Lucy Maud Montgomery - Emily of New Moon
Emily Starr never knew what it was to be lonely -- until her beloved father died. Now Emily's an orphan, and her mother's snobbish relatives are taking her to live with them at New Moon Farm. She's sure she won't be happy. Emily deals with stiff, stern Aunt Elizabeth and her malicious classmates by holding her head high and using her quick wit. Things begin to change when she makes friends: with Teddy, who does marvelous drawings; with Perry, who's sailed all over the world with his father yet has never been to school; and above all, with Ilse, a tomboy with a blazing temper. Amazingly, Emily finds New Moon beautiful and fascinating. With new friends and adventures, Emily might someday think of herself as Emily of New Moon.
Margaret Atwood - Alias Grace (angol)
In Alias Grace, bestselling author Margaret Atwood has written her most captivating, disturbing, and ultimately satisfying work since The Handmaid's Tale. She takes us back in time and into the life of one of the most enigmatic and notorious women of the nineteenth century. Grace Marks has been convicted for her involvement in the vicious murders of her employer, Thomas Kinnear, and Nancy Montgomery, his housekeeper and mistress. Some believe Grace is innocent; others think her evil or insane. Now serving a life sentence, Grace claims to have no memory of the murders. Dr. Simon Jordan, an up-and-coming expert in the burgeoning field of mental illness, is engaged by a group of reformers and spiritualists who seek a pardon for Grace. He listens to her story while bringing her closer and closer to the day she cannot remember. What will he find in attempting to unlock her memories? Is Grace a female fiend? A bloodthirsty femme fatale? Or is she the victim of circumstances?
Yann Martel - Beatrice and Virgil

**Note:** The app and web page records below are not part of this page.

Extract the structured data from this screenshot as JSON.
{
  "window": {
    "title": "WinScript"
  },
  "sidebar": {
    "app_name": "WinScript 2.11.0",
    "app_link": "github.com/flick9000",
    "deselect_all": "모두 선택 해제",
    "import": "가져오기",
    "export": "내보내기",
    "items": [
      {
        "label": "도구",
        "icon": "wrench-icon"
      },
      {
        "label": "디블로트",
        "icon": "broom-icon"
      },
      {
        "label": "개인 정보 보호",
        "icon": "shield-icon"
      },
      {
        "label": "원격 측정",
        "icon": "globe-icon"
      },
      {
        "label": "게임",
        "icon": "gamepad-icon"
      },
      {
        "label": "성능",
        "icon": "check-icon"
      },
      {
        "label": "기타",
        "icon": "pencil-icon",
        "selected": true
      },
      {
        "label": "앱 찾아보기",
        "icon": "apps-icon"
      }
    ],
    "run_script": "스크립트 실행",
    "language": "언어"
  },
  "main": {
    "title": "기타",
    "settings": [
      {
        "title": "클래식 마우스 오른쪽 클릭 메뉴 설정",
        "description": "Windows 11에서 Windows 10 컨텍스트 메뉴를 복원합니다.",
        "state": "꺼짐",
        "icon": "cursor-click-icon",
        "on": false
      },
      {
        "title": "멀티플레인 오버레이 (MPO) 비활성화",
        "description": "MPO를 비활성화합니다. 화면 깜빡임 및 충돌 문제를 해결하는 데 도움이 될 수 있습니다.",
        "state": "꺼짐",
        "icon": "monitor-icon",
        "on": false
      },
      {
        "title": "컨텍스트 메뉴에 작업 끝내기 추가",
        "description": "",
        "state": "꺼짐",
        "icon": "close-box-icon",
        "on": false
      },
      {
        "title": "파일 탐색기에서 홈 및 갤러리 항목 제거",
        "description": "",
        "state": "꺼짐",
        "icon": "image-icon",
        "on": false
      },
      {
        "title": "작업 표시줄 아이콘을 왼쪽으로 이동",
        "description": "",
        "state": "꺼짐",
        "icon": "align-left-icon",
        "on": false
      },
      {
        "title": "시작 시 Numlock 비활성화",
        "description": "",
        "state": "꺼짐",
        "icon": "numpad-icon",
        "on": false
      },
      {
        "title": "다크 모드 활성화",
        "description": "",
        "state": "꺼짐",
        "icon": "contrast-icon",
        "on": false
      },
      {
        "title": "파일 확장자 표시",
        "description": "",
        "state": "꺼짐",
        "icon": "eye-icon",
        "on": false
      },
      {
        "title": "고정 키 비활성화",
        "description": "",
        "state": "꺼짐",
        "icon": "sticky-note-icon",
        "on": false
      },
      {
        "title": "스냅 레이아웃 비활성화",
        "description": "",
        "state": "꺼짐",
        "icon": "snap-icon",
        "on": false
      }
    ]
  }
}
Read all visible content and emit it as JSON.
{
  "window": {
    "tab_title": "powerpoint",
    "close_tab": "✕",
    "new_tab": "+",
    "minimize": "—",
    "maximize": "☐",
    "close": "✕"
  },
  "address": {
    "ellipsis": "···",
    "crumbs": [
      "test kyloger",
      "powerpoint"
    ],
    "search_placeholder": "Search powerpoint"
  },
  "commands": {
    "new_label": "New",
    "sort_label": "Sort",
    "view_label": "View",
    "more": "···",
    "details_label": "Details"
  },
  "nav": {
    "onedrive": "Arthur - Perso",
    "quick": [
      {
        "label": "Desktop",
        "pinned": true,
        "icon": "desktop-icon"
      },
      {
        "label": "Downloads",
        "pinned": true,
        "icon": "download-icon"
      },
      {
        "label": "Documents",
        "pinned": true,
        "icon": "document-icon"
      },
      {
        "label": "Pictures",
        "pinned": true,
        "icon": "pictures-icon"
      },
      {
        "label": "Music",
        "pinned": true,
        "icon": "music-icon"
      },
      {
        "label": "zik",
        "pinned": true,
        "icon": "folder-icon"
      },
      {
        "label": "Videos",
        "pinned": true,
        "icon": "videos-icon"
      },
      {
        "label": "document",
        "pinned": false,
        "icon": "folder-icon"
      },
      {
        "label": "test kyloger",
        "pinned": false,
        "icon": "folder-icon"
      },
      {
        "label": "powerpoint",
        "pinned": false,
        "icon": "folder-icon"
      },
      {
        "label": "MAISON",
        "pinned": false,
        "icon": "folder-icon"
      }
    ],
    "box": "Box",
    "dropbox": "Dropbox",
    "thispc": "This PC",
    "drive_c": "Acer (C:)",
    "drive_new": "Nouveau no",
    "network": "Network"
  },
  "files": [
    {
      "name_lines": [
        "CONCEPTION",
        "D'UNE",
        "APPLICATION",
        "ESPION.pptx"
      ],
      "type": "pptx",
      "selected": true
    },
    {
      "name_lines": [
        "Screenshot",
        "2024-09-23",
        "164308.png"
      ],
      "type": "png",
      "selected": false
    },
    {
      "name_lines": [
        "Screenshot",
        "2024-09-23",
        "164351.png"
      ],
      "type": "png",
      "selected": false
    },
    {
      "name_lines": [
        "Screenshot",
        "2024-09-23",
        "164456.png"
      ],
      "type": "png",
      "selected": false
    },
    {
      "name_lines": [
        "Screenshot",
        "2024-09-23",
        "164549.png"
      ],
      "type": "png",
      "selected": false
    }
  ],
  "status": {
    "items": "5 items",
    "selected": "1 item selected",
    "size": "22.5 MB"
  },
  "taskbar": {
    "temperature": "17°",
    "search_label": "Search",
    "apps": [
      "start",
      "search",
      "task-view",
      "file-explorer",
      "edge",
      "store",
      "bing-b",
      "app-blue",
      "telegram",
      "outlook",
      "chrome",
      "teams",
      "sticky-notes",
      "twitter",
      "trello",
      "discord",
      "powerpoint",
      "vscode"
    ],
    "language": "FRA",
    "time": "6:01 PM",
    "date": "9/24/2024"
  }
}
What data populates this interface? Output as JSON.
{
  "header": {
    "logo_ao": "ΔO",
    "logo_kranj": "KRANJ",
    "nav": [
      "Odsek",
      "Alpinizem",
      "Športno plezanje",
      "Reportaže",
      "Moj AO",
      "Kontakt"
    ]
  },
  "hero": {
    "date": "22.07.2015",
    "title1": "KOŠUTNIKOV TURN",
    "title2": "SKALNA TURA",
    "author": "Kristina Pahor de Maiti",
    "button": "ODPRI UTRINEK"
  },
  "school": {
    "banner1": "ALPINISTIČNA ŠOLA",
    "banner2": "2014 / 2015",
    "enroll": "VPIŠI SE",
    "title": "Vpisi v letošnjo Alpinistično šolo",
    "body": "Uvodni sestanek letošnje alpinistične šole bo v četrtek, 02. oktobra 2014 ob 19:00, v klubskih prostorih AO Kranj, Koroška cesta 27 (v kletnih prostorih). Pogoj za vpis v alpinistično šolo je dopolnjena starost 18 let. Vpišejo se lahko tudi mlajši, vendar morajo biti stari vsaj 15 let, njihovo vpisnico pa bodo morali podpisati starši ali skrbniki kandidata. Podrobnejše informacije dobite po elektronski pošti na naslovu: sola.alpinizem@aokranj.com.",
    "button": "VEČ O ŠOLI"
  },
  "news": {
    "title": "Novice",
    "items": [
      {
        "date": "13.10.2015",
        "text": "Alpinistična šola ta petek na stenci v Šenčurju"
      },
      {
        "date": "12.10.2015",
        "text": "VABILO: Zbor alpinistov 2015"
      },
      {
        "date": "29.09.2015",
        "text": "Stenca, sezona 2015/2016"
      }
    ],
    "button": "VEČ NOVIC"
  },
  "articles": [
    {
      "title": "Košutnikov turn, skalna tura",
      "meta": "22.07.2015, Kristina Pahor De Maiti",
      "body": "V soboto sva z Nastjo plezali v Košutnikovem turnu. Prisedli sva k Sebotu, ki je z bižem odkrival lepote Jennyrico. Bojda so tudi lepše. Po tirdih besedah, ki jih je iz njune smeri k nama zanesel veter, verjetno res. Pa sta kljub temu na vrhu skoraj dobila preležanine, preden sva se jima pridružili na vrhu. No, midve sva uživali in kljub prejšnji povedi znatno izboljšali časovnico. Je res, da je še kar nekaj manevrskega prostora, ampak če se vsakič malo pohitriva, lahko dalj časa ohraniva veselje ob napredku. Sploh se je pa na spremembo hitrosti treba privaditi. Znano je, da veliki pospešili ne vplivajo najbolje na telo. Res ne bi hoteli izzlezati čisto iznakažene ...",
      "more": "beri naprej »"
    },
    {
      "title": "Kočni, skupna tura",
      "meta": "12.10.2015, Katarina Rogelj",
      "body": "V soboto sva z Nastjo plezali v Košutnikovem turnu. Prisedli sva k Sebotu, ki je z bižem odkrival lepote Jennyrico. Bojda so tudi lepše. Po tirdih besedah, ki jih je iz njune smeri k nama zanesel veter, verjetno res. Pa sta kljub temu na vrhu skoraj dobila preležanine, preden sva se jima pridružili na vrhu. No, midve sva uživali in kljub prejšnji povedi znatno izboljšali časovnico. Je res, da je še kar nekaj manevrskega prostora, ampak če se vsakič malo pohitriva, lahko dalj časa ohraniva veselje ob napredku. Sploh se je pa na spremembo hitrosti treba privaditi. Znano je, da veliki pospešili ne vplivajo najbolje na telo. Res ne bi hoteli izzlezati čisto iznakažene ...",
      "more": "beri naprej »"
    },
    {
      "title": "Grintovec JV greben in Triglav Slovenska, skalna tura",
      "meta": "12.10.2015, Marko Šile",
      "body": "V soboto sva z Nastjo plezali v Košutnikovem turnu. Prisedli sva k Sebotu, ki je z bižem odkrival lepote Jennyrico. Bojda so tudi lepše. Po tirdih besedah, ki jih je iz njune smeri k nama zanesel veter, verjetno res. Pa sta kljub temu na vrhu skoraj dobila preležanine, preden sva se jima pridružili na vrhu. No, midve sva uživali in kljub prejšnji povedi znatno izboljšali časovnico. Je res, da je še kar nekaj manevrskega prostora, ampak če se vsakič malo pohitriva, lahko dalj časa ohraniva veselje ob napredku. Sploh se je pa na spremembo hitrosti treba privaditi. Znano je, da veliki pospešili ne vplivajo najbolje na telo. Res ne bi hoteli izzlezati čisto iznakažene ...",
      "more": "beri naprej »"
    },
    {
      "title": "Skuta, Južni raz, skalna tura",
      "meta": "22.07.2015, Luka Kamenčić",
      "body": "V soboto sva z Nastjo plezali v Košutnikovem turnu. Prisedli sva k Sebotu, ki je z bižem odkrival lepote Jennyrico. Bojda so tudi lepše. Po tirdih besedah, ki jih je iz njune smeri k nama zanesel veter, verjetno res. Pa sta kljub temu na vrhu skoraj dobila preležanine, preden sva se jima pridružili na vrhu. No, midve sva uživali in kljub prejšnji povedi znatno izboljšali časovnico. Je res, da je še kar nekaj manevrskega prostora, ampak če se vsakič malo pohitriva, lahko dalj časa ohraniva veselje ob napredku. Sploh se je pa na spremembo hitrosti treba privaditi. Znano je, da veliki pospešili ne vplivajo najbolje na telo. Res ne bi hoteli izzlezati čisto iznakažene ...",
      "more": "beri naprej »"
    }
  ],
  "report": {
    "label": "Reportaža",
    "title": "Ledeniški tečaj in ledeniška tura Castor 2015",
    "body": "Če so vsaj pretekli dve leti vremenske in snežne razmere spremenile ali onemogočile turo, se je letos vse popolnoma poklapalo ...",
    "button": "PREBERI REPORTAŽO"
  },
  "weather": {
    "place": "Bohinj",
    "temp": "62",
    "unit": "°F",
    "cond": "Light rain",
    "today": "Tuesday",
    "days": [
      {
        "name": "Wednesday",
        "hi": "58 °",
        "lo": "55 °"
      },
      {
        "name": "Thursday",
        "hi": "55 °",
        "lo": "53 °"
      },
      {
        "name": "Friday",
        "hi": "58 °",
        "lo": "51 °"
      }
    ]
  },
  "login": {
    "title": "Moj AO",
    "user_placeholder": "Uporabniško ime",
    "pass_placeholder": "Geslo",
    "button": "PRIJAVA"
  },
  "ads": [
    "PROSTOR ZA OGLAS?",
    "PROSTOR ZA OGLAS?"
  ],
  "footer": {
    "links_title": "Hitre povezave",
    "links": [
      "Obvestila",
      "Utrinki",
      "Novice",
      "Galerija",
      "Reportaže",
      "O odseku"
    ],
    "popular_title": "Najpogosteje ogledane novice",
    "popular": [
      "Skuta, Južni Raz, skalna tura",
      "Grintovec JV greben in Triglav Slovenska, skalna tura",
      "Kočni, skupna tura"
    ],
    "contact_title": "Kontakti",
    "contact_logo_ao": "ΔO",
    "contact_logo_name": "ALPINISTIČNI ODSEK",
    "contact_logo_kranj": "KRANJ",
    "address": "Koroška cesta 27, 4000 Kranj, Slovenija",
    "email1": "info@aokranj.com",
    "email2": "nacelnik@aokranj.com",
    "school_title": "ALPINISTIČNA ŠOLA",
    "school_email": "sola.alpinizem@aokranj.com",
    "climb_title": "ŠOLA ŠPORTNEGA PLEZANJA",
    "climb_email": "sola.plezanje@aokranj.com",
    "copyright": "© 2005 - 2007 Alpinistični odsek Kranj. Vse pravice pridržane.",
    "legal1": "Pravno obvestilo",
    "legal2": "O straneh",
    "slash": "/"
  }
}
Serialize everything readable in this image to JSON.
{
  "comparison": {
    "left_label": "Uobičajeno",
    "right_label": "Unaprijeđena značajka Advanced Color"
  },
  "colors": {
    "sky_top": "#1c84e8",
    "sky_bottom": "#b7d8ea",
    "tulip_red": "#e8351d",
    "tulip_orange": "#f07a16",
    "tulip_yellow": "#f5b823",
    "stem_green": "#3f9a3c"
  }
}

When Henry receives a letter from an elderly taxidermist, it poses a puzzle that he cannot resist. As he is pulled further into the world of this strange and calculating man, Henry becomes increasingly involved with the lives of a donkey and a howler monkey—named Beatrice and Virgil—and the epic journey they undertake together. With all the spirit and originality that made Life of Pi so beloved, this brilliant new novel takes the reader on a haunting odyssey. On the way Martel asks profound questions about life and art, truth and deception, responsibility and complicity.